Determining Employment Status A general rule is if a worker is self-employed, he is in business on his own account and is responsible for the success of his business. Employed workers work for an employer and do not run their own business. They receive regular paychecks from an employer.
How much will I pay in taxes Self-Employed?
The self-employment tax rate is 15.3%. The rate consists of two parts: 12.4% for social security (old-age, survivors, and disability insurance) and 2.9% for Medicare (hospital insurance).
What was the self-employment tax in 2016?
In 2016, the self-employment tax rate is 15.3% on the first $118,500 of your net income and 2.9% on income exceeding $118,500.
Do self-employed pay more taxes?
Self-employed people are responsible for paying the same federal income taxes as everyone else. The difference is that they don’t have an employer to withhold money from their paycheck and send it to the IRS—or to share the burden of paying Social Security and Medicare taxes.
How do you pay tax when self-employed?
Income tax when self-employed When you’re self-employed, you pay income tax on your trading profits – not your total income. To work out your trading profits, simply deduct your business expenses from your total income. This is the amount you’ll pay Income Tax on.
Can you avoid self-employment tax?
The only guaranteed way to lower your self-employment tax is to increase your business-related expenses. This will reduce your net income and correspondingly reduce your self-employment tax. Regular deductions such as the standard deduction or itemized deductions won’t reduce your self-employment tax.
How do I calculate my self-employment net income?
To calculate your net earnings from self-employment, subtract your business expenses from your business revenues, then multiply the difference by 92.35%.

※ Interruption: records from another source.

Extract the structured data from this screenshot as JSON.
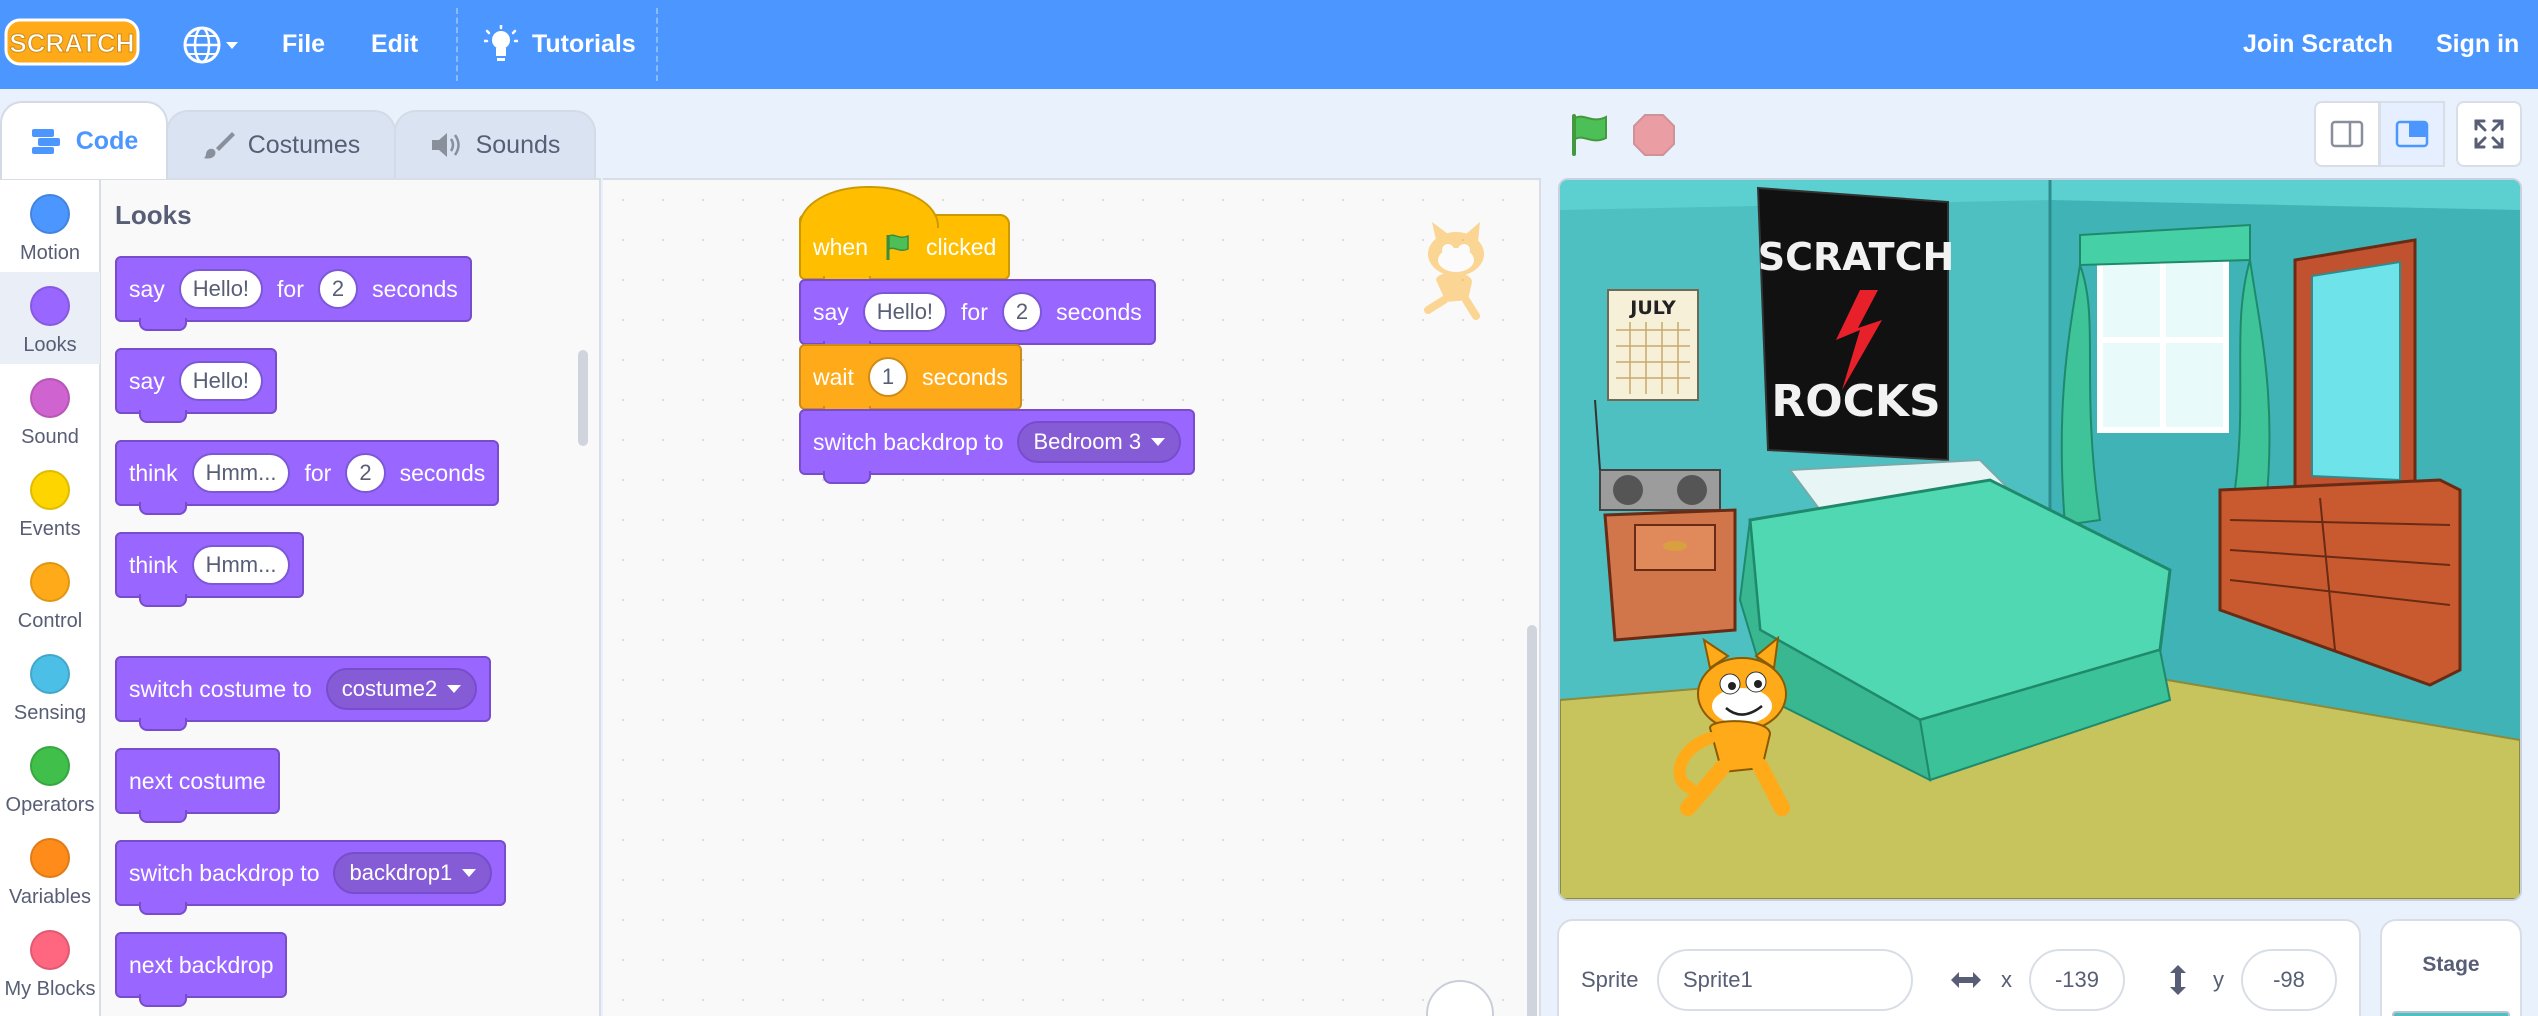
{
  "menubar": {
    "logo_text": "SCRATCH",
    "file": "File",
    "edit": "Edit",
    "tutorials": "Tutorials",
    "join": "Join Scratch",
    "signin": "Sign in"
  },
  "tabs": {
    "code": "Code",
    "costumes": "Costumes",
    "sounds": "Sounds"
  },
  "categories": [
    {
      "label": "Motion",
      "color": "#4c97ff"
    },
    {
      "label": "Looks",
      "color": "#9966ff"
    },
    {
      "label": "Sound",
      "color": "#cf63cf"
    },
    {
      "label": "Events",
      "color": "#ffd500"
    },
    {
      "label": "Control",
      "color": "#ffab19"
    },
    {
      "label": "Sensing",
      "color": "#4cbfe6"
    },
    {
      "label": "Operators",
      "color": "#40bf4a"
    },
    {
      "label": "Variables",
      "color": "#ff8c1a"
    },
    {
      "label": "My Blocks",
      "color": "#ff6680"
    }
  ],
  "palette": {
    "heading": "Looks",
    "say_for": {
      "say": "say",
      "msg": "Hello!",
      "for": "for",
      "secs": "2",
      "seconds": "seconds"
    },
    "say": {
      "say": "say",
      "msg": "Hello!"
    },
    "think_for": {
      "think": "think",
      "msg": "Hmm...",
      "for": "for",
      "secs": "2",
      "seconds": "seconds"
    },
    "think": {
      "think": "think",
      "msg": "Hmm..."
    },
    "switch_costume": {
      "label": "switch costume to",
      "value": "costume2"
    },
    "next_costume": "next costume",
    "switch_backdrop": {
      "label": "switch backdrop to",
      "value": "backdrop1"
    },
    "next_backdrop": "next backdrop"
  },
  "script": {
    "when": "when",
    "clicked": "clicked",
    "say": "say",
    "say_msg": "Hello!",
    "for": "for",
    "say_secs": "2",
    "seconds": "seconds",
    "wait": "wait",
    "wait_secs": "1",
    "wait_seconds": "seconds",
    "switch_backdrop": "switch backdrop to",
    "backdrop_value": "Bedroom 3"
  },
  "stage": {
    "poster_line1": "SCRATCH",
    "poster_line2": "ROCKS",
    "calendar": "JULY"
  },
  "sprite_info": {
    "sprite_label": "Sprite",
    "sprite_name": "Sprite1",
    "x_label": "x",
    "x_value": "-139",
    "y_label": "y",
    "y_value": "-98"
  },
  "stage_panel": {
    "label": "Stage"
  },
  "colors": {
    "menubar": "#4c97ff",
    "looks": "#9966ff",
    "events": "#ffbf00",
    "control": "#ffab19"
  }
}
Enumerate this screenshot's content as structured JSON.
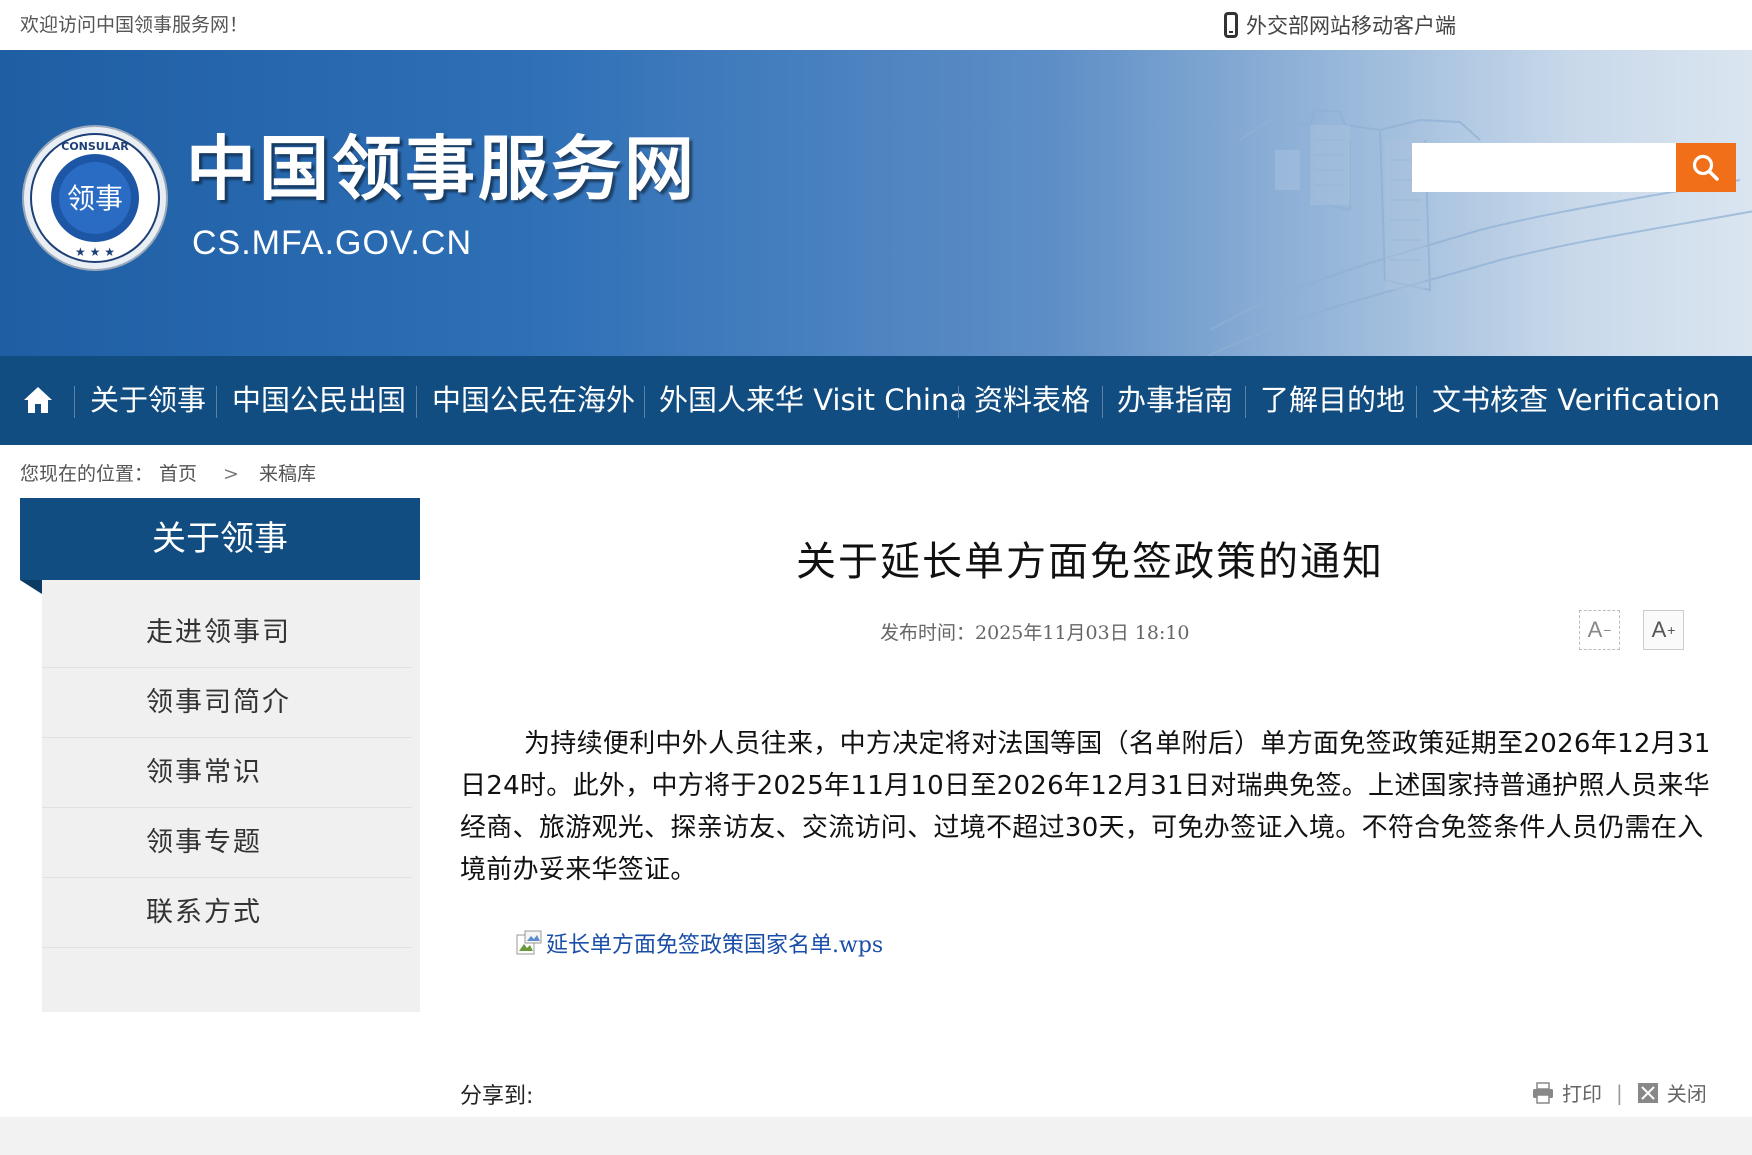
{
  "topbar": {
    "welcome": "欢迎访问中国领事服务网！",
    "mobile_link": "外交部网站移动客户端"
  },
  "header": {
    "title": "中国领事服务网",
    "domain": "CS.MFA.GOV.CN",
    "search_placeholder": ""
  },
  "nav": {
    "items": [
      {
        "label": "关于领事"
      },
      {
        "label": "中国公民出国"
      },
      {
        "label": "中国公民在海外"
      },
      {
        "label": "外国人来华 Visit China"
      },
      {
        "label": "资料表格"
      },
      {
        "label": "办事指南"
      },
      {
        "label": "了解目的地"
      },
      {
        "label": "文书核查 Verification"
      }
    ]
  },
  "breadcrumb": {
    "prefix": "您现在的位置：",
    "home": "首页",
    "separator": ">",
    "current": "来稿库"
  },
  "sidebar": {
    "title": "关于领事",
    "items": [
      {
        "label": "走进领事司"
      },
      {
        "label": "领事司简介"
      },
      {
        "label": "领事常识"
      },
      {
        "label": "领事专题"
      },
      {
        "label": "联系方式"
      }
    ]
  },
  "article": {
    "title": "关于延长单方面免签政策的通知",
    "publish_label": "发布时间：",
    "publish_time": "2025年11月03日  18:10",
    "font_small": "A",
    "font_big": "A",
    "body": "为持续便利中外人员往来，中方决定将对法国等国（名单附后）单方面免签政策延期至2026年12月31日24时。此外，中方将于2025年11月10日至2026年12月31日对瑞典免签。上述国家持普通护照人员来华经商、旅游观光、探亲访友、交流访问、过境不超过30天，可免办签证入境。不符合免签条件人员仍需在入境前办妥来华签证。",
    "attachment": "延长单方面免签政策国家名单.wps"
  },
  "footer_bar": {
    "share_label": "分享到:",
    "print_label": "打印",
    "divider": "|",
    "close_label": "关闭"
  },
  "colors": {
    "nav_bg": "#114d80",
    "search_btn": "#f26f1a",
    "link": "#1a4ea8"
  },
  "icons": {
    "home": "home-icon",
    "search": "search-icon",
    "phone": "phone-icon",
    "print": "printer-icon",
    "close": "close-icon"
  }
}
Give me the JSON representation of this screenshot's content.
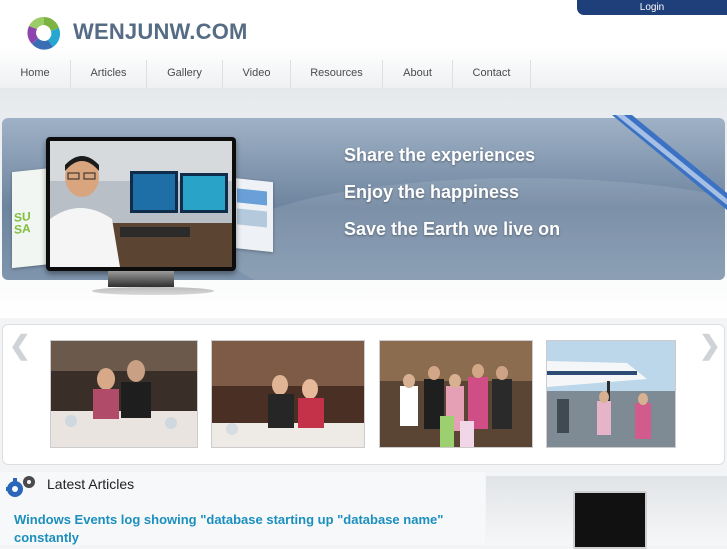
{
  "header": {
    "login_label": "Login",
    "site_title": "WENJUNW.COM",
    "nav": [
      "Home",
      "Articles",
      "Gallery",
      "Video",
      "Resources",
      "About",
      "Contact"
    ]
  },
  "banner": {
    "taglines": [
      "Share the experiences",
      "Enjoy the happiness",
      "Save the Earth we live on"
    ],
    "brochure_text": "SU SA"
  },
  "gallery": {
    "prev_icon": "chevron-left-icon",
    "next_icon": "chevron-right-icon"
  },
  "articles": {
    "section_title": "Latest Articles",
    "latest_link": "Windows Events log showing \"database starting up \"database name\" constantly"
  },
  "colors": {
    "accent": "#1f3f7a",
    "link": "#1b8fbe",
    "banner": "#7f95ad",
    "title": "#566c84"
  }
}
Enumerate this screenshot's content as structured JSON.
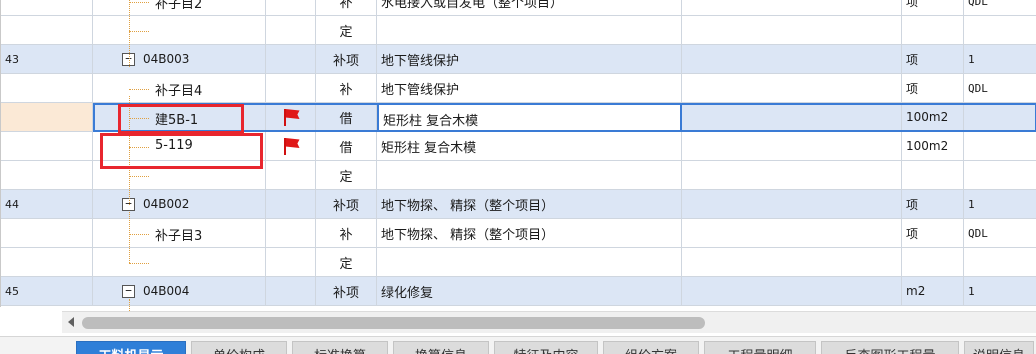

Is self-employment tax on gross or net?
The 15.3% tax seems high, but the good news is that you only pay self-employment tax on net earnings. This means that you can first subtract any deductions, such as business expenses, from your gross earnings. One available deduction is half of the Social Security and Medicare taxes.
How much tax do you pay on $10000?
The 10% rate applies to income from $1 to $10,000; the 20% rate applies to income from $10,001 to $20,000; and the 30% rate applies to all income above $20,000. Under this system, someone earning $10,000 is taxed at 10%, paying a total of $1,000. Someone earning $5,000 pays $500, and so on.
Who is exempt from self-employment tax?
Self-employed people who earn less than $400 a year (or less than $108.28 from a church) don’t have to pay the tax. The CARES Act defers payment of the employer portion of 2020 Social Security taxes to 2021 and 2022.
How much money should I set aside for taxes as an independent contractor?
For example, if you earn $15,000 from working as a 1099 contractor and you file as a single, non-married individual, you should expect to put aside 30-35% of your income for taxes. Putting aside money is important because you may need it to pay estimated taxes quarterly.
What was the self-employment tax in 2015?
Again, self-employed individuals are responsible for the entire FICA tax rate of 15.3 percent (12.4 percent Social Security plus 2.9 percent Medicare). The SSA also posted additional information about Medicare cost increases for 2015. Note: The 7.65% tax rate is the combined rate for Social Security and Medicare.
What is the self-employment tax rate for 2019?
The IRS states that the self-employment tax 2019 rate is 15.3 percent on the first $132,900 of net income plus 2.9 percent on the net income in excess of $132,900.